WHAT NEEDS TO BE DONE:
The answer must be one number: how many lines in the records below contain the string "Select".
________________________
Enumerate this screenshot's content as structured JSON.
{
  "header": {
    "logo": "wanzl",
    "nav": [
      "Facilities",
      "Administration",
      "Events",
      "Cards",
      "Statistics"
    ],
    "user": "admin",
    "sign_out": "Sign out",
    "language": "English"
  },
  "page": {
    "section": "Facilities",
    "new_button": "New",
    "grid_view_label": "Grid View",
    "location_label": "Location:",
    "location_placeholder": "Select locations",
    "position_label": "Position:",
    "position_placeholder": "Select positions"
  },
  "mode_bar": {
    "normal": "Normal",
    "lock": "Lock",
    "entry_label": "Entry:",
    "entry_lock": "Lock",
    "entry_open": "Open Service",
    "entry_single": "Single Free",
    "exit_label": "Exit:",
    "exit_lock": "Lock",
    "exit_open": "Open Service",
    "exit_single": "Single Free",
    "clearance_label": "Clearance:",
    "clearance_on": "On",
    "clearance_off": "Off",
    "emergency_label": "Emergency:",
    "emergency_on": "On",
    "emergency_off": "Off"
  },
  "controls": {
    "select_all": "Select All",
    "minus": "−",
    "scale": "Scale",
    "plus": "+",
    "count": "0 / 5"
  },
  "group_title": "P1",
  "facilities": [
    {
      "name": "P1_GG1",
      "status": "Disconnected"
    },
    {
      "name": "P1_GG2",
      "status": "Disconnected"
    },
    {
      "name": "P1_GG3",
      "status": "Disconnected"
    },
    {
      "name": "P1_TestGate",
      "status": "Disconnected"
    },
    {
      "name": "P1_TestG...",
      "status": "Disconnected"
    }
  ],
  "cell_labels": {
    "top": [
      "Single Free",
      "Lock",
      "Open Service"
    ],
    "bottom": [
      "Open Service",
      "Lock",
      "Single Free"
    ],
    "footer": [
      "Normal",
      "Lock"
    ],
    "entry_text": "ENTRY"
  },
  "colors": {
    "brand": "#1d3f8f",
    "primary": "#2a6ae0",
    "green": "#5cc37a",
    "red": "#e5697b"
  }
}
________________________
RESULT:
3